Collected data
----------

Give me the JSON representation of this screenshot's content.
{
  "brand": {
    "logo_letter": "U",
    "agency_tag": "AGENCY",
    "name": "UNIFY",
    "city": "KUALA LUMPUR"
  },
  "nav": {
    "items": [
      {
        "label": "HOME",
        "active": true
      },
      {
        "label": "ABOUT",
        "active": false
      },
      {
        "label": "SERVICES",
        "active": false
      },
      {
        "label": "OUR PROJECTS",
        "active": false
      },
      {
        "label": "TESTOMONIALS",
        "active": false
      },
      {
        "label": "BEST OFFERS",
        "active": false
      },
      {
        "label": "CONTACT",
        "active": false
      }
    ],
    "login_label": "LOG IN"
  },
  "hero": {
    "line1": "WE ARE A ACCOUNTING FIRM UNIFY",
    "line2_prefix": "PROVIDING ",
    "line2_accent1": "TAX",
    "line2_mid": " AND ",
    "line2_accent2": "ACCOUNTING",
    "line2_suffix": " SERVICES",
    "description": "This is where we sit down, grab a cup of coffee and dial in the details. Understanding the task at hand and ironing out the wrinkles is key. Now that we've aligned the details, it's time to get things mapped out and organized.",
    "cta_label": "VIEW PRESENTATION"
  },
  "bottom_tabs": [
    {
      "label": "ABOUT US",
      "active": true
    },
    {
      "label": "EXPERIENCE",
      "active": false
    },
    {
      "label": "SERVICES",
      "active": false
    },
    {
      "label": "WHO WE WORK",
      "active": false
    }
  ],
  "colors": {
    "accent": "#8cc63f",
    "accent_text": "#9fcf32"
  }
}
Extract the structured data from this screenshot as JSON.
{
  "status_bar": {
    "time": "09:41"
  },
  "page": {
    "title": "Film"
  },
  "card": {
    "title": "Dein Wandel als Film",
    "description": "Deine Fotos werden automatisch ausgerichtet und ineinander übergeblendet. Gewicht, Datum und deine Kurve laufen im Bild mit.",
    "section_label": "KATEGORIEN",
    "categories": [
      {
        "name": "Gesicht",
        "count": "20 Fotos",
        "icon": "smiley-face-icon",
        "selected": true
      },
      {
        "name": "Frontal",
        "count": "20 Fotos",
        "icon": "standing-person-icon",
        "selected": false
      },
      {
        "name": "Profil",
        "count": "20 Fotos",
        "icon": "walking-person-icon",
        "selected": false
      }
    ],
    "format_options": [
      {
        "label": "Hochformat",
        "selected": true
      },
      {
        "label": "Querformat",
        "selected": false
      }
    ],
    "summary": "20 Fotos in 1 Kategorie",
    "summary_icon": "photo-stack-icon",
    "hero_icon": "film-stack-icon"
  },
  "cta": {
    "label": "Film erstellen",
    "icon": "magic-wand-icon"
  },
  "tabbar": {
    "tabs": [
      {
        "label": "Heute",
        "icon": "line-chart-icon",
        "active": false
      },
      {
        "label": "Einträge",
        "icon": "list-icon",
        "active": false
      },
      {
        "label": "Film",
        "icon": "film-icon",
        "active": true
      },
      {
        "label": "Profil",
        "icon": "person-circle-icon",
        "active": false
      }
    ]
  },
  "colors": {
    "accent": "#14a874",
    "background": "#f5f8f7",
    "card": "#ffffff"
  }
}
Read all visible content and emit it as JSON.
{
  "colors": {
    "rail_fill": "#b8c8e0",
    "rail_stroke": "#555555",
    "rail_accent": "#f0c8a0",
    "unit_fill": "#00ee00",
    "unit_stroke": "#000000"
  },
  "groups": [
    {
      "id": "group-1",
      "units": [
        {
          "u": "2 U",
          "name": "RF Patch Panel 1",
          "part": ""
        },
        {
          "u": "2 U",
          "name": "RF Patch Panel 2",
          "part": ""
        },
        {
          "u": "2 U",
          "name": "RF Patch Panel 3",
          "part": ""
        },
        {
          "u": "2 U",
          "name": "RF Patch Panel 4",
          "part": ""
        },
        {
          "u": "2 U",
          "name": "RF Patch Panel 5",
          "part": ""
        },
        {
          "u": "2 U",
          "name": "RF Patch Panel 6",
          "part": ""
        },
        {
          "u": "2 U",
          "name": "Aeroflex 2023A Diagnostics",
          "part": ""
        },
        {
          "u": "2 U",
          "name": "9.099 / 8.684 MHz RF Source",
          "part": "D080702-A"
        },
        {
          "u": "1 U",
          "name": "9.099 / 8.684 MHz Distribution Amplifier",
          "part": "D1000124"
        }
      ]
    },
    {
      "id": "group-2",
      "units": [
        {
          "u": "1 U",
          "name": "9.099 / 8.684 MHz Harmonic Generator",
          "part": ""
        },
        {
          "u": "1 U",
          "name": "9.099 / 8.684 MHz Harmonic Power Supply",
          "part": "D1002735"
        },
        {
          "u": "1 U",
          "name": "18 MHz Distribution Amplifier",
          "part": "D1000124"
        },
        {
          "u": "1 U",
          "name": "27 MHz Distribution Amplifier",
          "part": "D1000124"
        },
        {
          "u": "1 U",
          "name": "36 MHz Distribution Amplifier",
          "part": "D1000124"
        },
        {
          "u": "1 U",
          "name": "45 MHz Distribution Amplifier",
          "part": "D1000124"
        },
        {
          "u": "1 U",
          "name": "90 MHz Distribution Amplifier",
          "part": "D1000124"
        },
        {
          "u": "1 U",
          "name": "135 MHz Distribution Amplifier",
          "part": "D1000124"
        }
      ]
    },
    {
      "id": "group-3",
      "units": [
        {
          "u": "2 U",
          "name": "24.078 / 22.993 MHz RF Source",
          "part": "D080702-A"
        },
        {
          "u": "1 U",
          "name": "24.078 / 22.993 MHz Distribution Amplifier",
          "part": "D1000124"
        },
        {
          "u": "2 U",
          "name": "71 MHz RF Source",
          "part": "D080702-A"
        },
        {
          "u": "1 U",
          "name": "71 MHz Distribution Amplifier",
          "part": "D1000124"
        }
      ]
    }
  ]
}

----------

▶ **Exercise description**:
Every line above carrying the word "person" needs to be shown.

▶ **Solution to the problem**:
        "icon": "standing-person-icon",
        "icon": "walking-person-icon",
        "icon": "person-circle-icon",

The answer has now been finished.